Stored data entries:

================================

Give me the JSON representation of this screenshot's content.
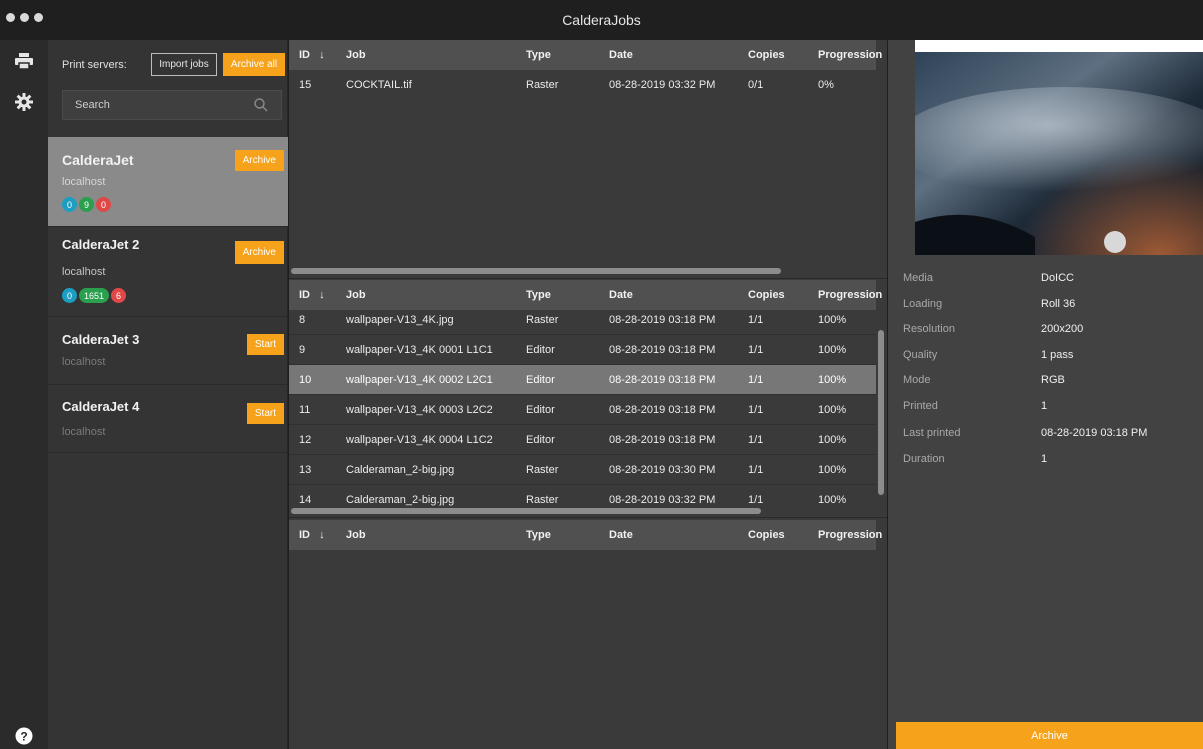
{
  "window": {
    "title": "CalderaJobs"
  },
  "servers_panel": {
    "label": "Print servers:",
    "import_label": "Import jobs",
    "archive_all_label": "Archive all",
    "search_placeholder": "Search",
    "servers": [
      {
        "name": "CalderaJet",
        "host": "localhost",
        "action": "Archive",
        "badges": [
          "0",
          "9",
          "0"
        ]
      },
      {
        "name": "CalderaJet 2",
        "host": "localhost",
        "action": "Archive",
        "badges": [
          "0",
          "1651",
          "6"
        ]
      },
      {
        "name": "CalderaJet 3",
        "host": "localhost",
        "action": "Start"
      },
      {
        "name": "CalderaJet 4",
        "host": "localhost",
        "action": "Start"
      }
    ]
  },
  "columns": {
    "id": "ID",
    "sort_icon": "↓",
    "job": "Job",
    "type": "Type",
    "date": "Date",
    "copies": "Copies",
    "progression": "Progression"
  },
  "active_jobs": [
    {
      "id": "15",
      "job": "COCKTAIL.tif",
      "type": "Raster",
      "date": "08-28-2019 03:32 PM",
      "copies": "0/1",
      "progression": "0%"
    }
  ],
  "printed_jobs": [
    {
      "id": "8",
      "job": "wallpaper-V13_4K.jpg",
      "type": "Raster",
      "date": "08-28-2019 03:18 PM",
      "copies": "1/1",
      "progression": "100%"
    },
    {
      "id": "9",
      "job": "wallpaper-V13_4K 0001 L1C1",
      "type": "Editor",
      "date": "08-28-2019 03:18 PM",
      "copies": "1/1",
      "progression": "100%"
    },
    {
      "id": "10",
      "job": "wallpaper-V13_4K 0002 L2C1",
      "type": "Editor",
      "date": "08-28-2019 03:18 PM",
      "copies": "1/1",
      "progression": "100%"
    },
    {
      "id": "11",
      "job": "wallpaper-V13_4K 0003 L2C2",
      "type": "Editor",
      "date": "08-28-2019 03:18 PM",
      "copies": "1/1",
      "progression": "100%"
    },
    {
      "id": "12",
      "job": "wallpaper-V13_4K 0004 L1C2",
      "type": "Editor",
      "date": "08-28-2019 03:18 PM",
      "copies": "1/1",
      "progression": "100%"
    },
    {
      "id": "13",
      "job": "Calderaman_2-big.jpg",
      "type": "Raster",
      "date": "08-28-2019 03:30 PM",
      "copies": "1/1",
      "progression": "100%"
    },
    {
      "id": "14",
      "job": "Calderaman_2-big.jpg",
      "type": "Raster",
      "date": "08-28-2019 03:32 PM",
      "copies": "1/1",
      "progression": "100%"
    }
  ],
  "detail": {
    "properties": [
      {
        "label": "Media",
        "value": "DoICC"
      },
      {
        "label": "Loading",
        "value": "Roll 36"
      },
      {
        "label": "Resolution",
        "value": "200x200"
      },
      {
        "label": "Quality",
        "value": "1 pass"
      },
      {
        "label": "Mode",
        "value": "RGB"
      },
      {
        "label": "Printed",
        "value": "1"
      },
      {
        "label": "Last printed",
        "value": "08-28-2019 03:18 PM"
      },
      {
        "label": "Duration",
        "value": "1"
      }
    ],
    "archive_label": "Archive"
  },
  "colors": {
    "accent": "#f7a21b",
    "selected_row": "#777777",
    "header": "#505050"
  },
  "icons": {
    "rail": [
      "printer-icon",
      "gear-icon",
      "help-icon"
    ],
    "search": "search-icon"
  }
}
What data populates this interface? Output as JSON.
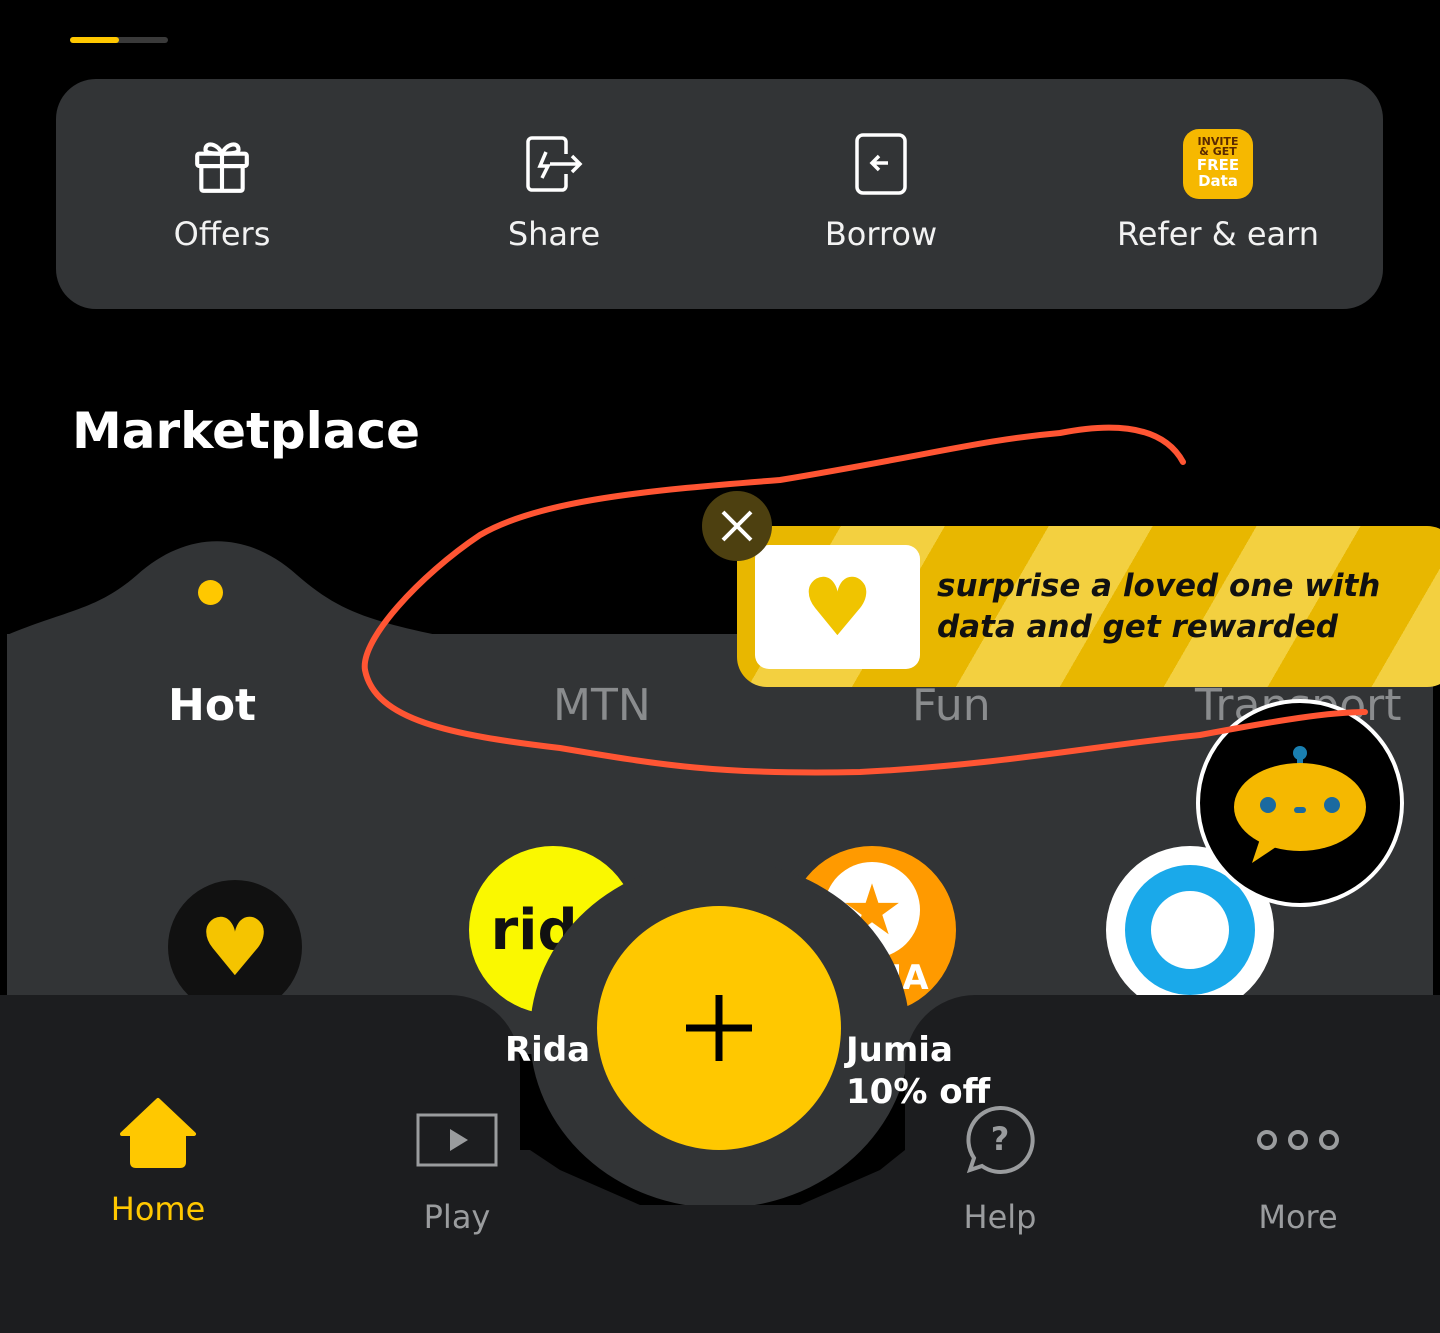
{
  "progress": {
    "value": 0.5,
    "color": "#ffc800"
  },
  "quick_actions": [
    {
      "label": "Offers",
      "icon": "gift-icon"
    },
    {
      "label": "Share",
      "icon": "share-icon"
    },
    {
      "label": "Borrow",
      "icon": "borrow-icon"
    },
    {
      "label": "Refer & earn",
      "icon": "invite-free-data-icon",
      "badge_text": [
        "INVITE",
        "& GET",
        "FREE",
        "Data"
      ]
    }
  ],
  "marketplace": {
    "title": "Marketplace",
    "tabs": [
      {
        "label": "Hot",
        "active": true
      },
      {
        "label": "MTN"
      },
      {
        "label": "Fun"
      },
      {
        "label": "Transport"
      }
    ],
    "items": [
      {
        "name": "",
        "icon": "gold-hearts-icon"
      },
      {
        "name": "Rida",
        "logo_text": "rida"
      },
      {
        "name": "Jumia",
        "logo_text": "JUMIA",
        "subtitle": "10% off"
      },
      {
        "name": "",
        "icon": "blue-ring-icon"
      }
    ]
  },
  "banner": {
    "text_line1": "surprise a loved one with",
    "text_line2": "data and get rewarded"
  },
  "nav": [
    {
      "label": "Home",
      "icon": "home-icon",
      "active": true
    },
    {
      "label": "Play",
      "icon": "play-icon"
    },
    {
      "label": "Help",
      "icon": "help-icon"
    },
    {
      "label": "More",
      "icon": "more-icon"
    }
  ],
  "colors": {
    "accent": "#ffc800",
    "annotation": "#ff5533"
  }
}
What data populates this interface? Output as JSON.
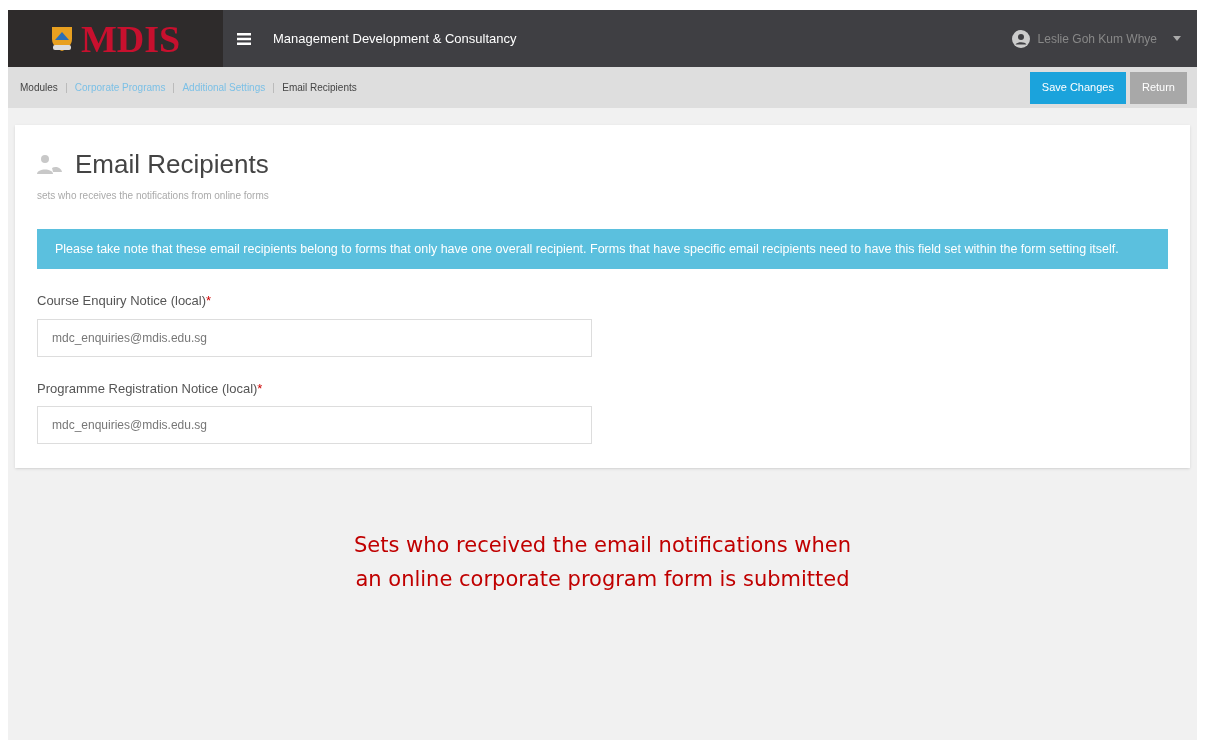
{
  "header": {
    "logo": "MDIS",
    "title": "Management Development & Consultancy",
    "user": "Leslie Goh Kum Whye"
  },
  "breadcrumb": [
    {
      "label": "Modules",
      "link": false
    },
    {
      "label": "Corporate Programs",
      "link": true
    },
    {
      "label": "Additional Settings",
      "link": true
    },
    {
      "label": "Email Recipients",
      "link": false
    }
  ],
  "actions": [
    {
      "label": "Save Changes",
      "kind": "primary"
    },
    {
      "label": "Return",
      "kind": "secondary"
    }
  ],
  "page": {
    "title": "Email Recipients",
    "subtitle": "sets who receives the notifications from online forms"
  },
  "alert": "Please take note that these email recipients belong to forms that only have one overall recipient. Forms that have specific email recipients need to have this field set within the form setting itself.",
  "fields": [
    {
      "label": "Course Enquiry Notice (local)",
      "required_mark": "*",
      "value": "mdc_enquiries@mdis.edu.sg"
    },
    {
      "label": "Programme Registration Notice (local)",
      "required_mark": "*",
      "value": "mdc_enquiries@mdis.edu.sg"
    }
  ],
  "annotation": [
    "Sets who received the email notifications when",
    "an online corporate program form is submitted"
  ]
}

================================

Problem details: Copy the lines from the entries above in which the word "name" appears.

Answer to this task:
        "name": "CalderaJet",
        "name": "CalderaJet 2",
        "name": "CalderaJet 3",
        "name": "CalderaJet 4",
        "name": "",
        "name": "Rida",
        "name": "Jumia",
        "name": "",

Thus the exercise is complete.